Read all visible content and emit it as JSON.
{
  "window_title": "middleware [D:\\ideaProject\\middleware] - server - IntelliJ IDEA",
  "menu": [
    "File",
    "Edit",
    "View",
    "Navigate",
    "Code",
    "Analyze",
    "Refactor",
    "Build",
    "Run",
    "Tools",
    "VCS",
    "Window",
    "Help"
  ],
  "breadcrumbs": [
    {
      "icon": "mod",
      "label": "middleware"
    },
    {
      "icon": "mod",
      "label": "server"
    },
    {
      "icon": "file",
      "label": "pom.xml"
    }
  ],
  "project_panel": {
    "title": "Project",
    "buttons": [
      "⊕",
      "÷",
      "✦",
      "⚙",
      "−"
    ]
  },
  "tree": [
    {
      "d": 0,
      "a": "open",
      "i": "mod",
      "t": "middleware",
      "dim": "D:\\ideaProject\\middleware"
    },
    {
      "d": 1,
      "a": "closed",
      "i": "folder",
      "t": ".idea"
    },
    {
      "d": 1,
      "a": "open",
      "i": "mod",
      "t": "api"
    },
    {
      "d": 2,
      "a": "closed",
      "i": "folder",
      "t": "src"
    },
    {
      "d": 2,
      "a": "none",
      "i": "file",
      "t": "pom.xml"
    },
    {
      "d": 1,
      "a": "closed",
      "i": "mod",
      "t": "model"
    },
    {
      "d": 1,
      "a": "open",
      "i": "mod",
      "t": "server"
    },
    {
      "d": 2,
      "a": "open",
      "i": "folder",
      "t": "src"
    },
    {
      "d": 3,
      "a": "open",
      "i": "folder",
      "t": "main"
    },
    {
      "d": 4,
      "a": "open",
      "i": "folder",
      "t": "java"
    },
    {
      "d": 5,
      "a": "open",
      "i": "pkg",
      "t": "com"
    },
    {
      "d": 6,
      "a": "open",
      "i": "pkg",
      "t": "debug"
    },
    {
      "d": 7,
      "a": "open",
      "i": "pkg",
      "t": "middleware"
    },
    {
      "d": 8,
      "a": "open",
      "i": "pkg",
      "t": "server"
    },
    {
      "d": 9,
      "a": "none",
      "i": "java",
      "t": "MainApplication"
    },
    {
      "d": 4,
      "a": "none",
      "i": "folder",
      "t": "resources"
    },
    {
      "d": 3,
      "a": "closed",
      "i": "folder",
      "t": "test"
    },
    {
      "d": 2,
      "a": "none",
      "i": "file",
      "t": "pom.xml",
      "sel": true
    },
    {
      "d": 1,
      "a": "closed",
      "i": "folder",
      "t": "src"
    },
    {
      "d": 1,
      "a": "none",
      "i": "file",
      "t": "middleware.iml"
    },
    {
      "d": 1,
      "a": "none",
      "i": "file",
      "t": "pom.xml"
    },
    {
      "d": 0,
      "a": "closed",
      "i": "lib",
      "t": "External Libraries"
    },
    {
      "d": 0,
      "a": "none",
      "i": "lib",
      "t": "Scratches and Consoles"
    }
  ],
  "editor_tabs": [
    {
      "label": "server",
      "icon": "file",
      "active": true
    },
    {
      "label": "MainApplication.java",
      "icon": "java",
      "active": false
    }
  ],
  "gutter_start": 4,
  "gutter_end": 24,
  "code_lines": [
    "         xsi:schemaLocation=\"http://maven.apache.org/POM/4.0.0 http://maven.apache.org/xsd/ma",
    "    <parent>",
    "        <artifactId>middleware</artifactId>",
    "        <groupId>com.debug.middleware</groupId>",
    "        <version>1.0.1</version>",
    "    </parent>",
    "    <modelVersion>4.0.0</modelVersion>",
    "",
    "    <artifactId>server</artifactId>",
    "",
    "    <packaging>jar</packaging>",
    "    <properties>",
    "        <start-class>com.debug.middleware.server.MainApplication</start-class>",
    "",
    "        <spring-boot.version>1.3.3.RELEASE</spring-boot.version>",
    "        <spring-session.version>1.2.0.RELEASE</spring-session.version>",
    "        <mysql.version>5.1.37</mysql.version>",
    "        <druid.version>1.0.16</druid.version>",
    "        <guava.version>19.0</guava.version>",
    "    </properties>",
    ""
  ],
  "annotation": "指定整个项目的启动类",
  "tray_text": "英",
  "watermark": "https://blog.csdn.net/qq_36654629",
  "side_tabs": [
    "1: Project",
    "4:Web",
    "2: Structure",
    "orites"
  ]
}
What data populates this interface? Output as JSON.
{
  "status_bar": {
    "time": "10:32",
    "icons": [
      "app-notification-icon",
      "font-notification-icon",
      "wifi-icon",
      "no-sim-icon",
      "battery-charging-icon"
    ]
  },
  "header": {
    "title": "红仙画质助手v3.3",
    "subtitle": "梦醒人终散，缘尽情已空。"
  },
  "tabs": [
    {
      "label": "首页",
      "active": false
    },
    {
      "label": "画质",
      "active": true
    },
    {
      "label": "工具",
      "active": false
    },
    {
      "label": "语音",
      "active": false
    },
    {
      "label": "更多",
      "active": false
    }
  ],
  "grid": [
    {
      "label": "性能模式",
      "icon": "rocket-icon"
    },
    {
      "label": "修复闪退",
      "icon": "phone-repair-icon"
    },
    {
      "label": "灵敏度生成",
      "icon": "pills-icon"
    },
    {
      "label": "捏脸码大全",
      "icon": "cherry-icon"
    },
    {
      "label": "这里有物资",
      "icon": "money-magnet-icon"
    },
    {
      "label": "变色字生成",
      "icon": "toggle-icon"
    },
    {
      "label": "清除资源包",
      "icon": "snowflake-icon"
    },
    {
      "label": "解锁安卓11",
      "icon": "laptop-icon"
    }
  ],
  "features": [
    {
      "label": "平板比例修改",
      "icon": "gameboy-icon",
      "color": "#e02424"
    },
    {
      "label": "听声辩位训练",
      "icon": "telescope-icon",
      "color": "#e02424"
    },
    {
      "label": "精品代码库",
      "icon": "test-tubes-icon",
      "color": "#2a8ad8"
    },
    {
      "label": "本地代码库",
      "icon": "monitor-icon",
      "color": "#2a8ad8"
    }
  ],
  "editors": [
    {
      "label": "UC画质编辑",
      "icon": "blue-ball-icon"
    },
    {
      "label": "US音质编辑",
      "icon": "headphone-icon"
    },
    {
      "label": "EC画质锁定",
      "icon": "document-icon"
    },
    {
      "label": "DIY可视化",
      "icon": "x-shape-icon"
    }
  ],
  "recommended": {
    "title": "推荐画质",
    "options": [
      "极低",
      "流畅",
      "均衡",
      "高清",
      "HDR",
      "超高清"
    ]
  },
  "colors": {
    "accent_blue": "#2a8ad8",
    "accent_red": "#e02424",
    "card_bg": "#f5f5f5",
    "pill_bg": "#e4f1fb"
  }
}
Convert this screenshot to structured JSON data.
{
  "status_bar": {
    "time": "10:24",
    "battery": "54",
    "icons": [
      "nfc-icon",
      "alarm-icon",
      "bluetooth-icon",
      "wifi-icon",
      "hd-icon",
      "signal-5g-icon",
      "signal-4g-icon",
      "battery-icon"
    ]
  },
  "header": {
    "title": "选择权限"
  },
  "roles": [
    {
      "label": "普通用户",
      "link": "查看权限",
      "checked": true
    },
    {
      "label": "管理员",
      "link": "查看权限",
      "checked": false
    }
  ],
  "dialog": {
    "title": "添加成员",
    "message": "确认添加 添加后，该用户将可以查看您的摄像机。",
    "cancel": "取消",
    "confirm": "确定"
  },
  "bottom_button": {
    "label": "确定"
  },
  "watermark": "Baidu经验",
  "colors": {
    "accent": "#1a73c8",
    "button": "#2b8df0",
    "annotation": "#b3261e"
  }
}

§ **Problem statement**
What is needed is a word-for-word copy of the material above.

§ **Task solution**
Read all visible content and emit it as JSON.
{
  "window_title": "middleware [D:\\ideaProject\\middleware] - server - IntelliJ IDEA",
  "menu": [
    "File",
    "Edit",
    "View",
    "Navigate",
    "Code",
    "Analyze",
    "Refactor",
    "Build",
    "Run",
    "Tools",
    "VCS",
    "Window",
    "Help"
  ],
  "breadcrumbs": [
    {
      "icon": "mod",
      "label": "middleware"
    },
    {
      "icon": "mod",
      "label": "server"
    },
    {
      "icon": "file",
      "label": "pom.xml"
    }
  ],
  "project_panel": {
    "title": "Project",
    "buttons": [
      "⊕",
      "÷",
      "✦",
      "⚙",
      "−"
    ]
  },
  "tree": [
    {
      "d": 0,
      "a": "open",
      "i": "mod",
      "t": "middleware",
      "dim": "D:\\ideaProject\\middleware"
    },
    {
      "d": 1,
      "a": "closed",
      "i": "folder",
      "t": ".idea"
    },
    {
      "d": 1,
      "a": "open",
      "i": "mod",
      "t": "api"
    },
    {
      "d": 2,
      "a": "closed",
      "i": "folder",
      "t": "src"
    },
    {
      "d": 2,
      "a": "none",
      "i": "file",
      "t": "pom.xml"
    },
    {
      "d": 1,
      "a": "closed",
      "i": "mod",
      "t": "model"
    },
    {
      "d": 1,
      "a": "open",
      "i": "mod",
      "t": "server"
    },
    {
      "d": 2,
      "a": "open",
      "i": "folder",
      "t": "src"
    },
    {
      "d": 3,
      "a": "open",
      "i": "folder",
      "t": "main"
    },
    {
      "d": 4,
      "a": "open",
      "i": "folder",
      "t": "java"
    },
    {
      "d": 5,
      "a": "open",
      "i": "pkg",
      "t": "com"
    },
    {
      "d": 6,
      "a": "open",
      "i": "pkg",
      "t": "debug"
    },
    {
      "d": 7,
      "a": "open",
      "i": "pkg",
      "t": "middleware"
    },
    {
      "d": 8,
      "a": "open",
      "i": "pkg",
      "t": "server"
    },
    {
      "d": 9,
      "a": "none",
      "i": "java",
      "t": "MainApplication"
    },
    {
      "d": 4,
      "a": "none",
      "i": "folder",
      "t": "resources"
    },
    {
      "d": 3,
      "a": "closed",
      "i": "folder",
      "t": "test"
    },
    {
      "d": 2,
      "a": "none",
      "i": "file",
      "t": "pom.xml",
      "sel": true
    },
    {
      "d": 1,
      "a": "closed",
      "i": "folder",
      "t": "src"
    },
    {
      "d": 1,
      "a": "none",
      "i": "file",
      "t": "middleware.iml"
    },
    {
      "d": 1,
      "a": "none",
      "i": "file",
      "t": "pom.xml"
    },
    {
      "d": 0,
      "a": "closed",
      "i": "lib",
      "t": "External Libraries"
    },
    {
      "d": 0,
      "a": "none",
      "i": "lib",
      "t": "Scratches and Consoles"
    }
  ],
  "editor_tabs": [
    {
      "label": "server",
      "icon": "file",
      "active": true
    },
    {
      "label": "MainApplication.java",
      "icon": "java",
      "active": false
    }
  ],
  "gutter_start": 4,
  "gutter_end": 24,
  "code_lines": [
    "         xsi:schemaLocation=\"http://maven.apache.org/POM/4.0.0 http://maven.apache.org/xsd/ma",
    "    <parent>",
    "        <artifactId>middleware</artifactId>",
    "        <groupId>com.debug.middleware</groupId>",
    "        <version>1.0.1</version>",
    "    </parent>",
    "    <modelVersion>4.0.0</modelVersion>",
    "",
    "    <artifactId>server</artifactId>",
    "",
    "    <packaging>jar</packaging>",
    "    <properties>",
    "        <start-class>com.debug.middleware.server.MainApplication</start-class>",
    "",
    "        <spring-boot.version>1.3.3.RELEASE</spring-boot.version>",
    "        <spring-session.version>1.2.0.RELEASE</spring-session.version>",
    "        <mysql.version>5.1.37</mysql.version>",
    "        <druid.version>1.0.16</druid.version>",
    "        <guava.version>19.0</guava.version>",
    "    </properties>",
    ""
  ],
  "annotation": "指定整个项目的启动类",
  "tray_text": "英",
  "watermark": "https://blog.csdn.net/qq_36654629",
  "side_tabs": [
    "1: Project",
    "4:Web",
    "2: Structure",
    "orites"
  ]
}
What data populates this interface? Output as JSON.
{
  "status_bar": {
    "time": "10:32",
    "icons": [
      "app-notification-icon",
      "font-notification-icon",
      "wifi-icon",
      "no-sim-icon",
      "battery-charging-icon"
    ]
  },
  "header": {
    "title": "红仙画质助手v3.3",
    "subtitle": "梦醒人终散，缘尽情已空。"
  },
  "tabs": [
    {
      "label": "首页",
      "active": false
    },
    {
      "label": "画质",
      "active": true
    },
    {
      "label": "工具",
      "active": false
    },
    {
      "label": "语音",
      "active": false
    },
    {
      "label": "更多",
      "active": false
    }
  ],
  "grid": [
    {
      "label": "性能模式",
      "icon": "rocket-icon"
    },
    {
      "label": "修复闪退",
      "icon": "phone-repair-icon"
    },
    {
      "label": "灵敏度生成",
      "icon": "pills-icon"
    },
    {
      "label": "捏脸码大全",
      "icon": "cherry-icon"
    },
    {
      "label": "这里有物资",
      "icon": "money-magnet-icon"
    },
    {
      "label": "变色字生成",
      "icon": "toggle-icon"
    },
    {
      "label": "清除资源包",
      "icon": "snowflake-icon"
    },
    {
      "label": "解锁安卓11",
      "icon": "laptop-icon"
    }
  ],
  "features": [
    {
      "label": "平板比例修改",
      "icon": "gameboy-icon",
      "color": "#e02424"
    },
    {
      "label": "听声辩位训练",
      "icon": "telescope-icon",
      "color": "#e02424"
    },
    {
      "label": "精品代码库",
      "icon": "test-tubes-icon",
      "color": "#2a8ad8"
    },
    {
      "label": "本地代码库",
      "icon": "monitor-icon",
      "color": "#2a8ad8"
    }
  ],
  "editors": [
    {
      "label": "UC画质编辑",
      "icon": "blue-ball-icon"
    },
    {
      "label": "US音质编辑",
      "icon": "headphone-icon"
    },
    {
      "label": "EC画质锁定",
      "icon": "document-icon"
    },
    {
      "label": "DIY可视化",
      "icon": "x-shape-icon"
    }
  ],
  "recommended": {
    "title": "推荐画质",
    "options": [
      "极低",
      "流畅",
      "均衡",
      "高清",
      "HDR",
      "超高清"
    ]
  },
  "colors": {
    "accent_blue": "#2a8ad8",
    "accent_red": "#e02424",
    "card_bg": "#f5f5f5",
    "pill_bg": "#e4f1fb"
  }
}
Convert this screenshot to structured JSON data.
{
  "status_bar": {
    "time": "10:24",
    "battery": "54",
    "icons": [
      "nfc-icon",
      "alarm-icon",
      "bluetooth-icon",
      "wifi-icon",
      "hd-icon",
      "signal-5g-icon",
      "signal-4g-icon",
      "battery-icon"
    ]
  },
  "header": {
    "title": "选择权限"
  },
  "roles": [
    {
      "label": "普通用户",
      "link": "查看权限",
      "checked": true
    },
    {
      "label": "管理员",
      "link": "查看权限",
      "checked": false
    }
  ],
  "dialog": {
    "title": "添加成员",
    "message": "确认添加 添加后，该用户将可以查看您的摄像机。",
    "cancel": "取消",
    "confirm": "确定"
  },
  "bottom_button": {
    "label": "确定"
  },
  "watermark": "Baidu经验",
  "colors": {
    "accent": "#1a73c8",
    "button": "#2b8df0",
    "annotation": "#b3261e"
  }
}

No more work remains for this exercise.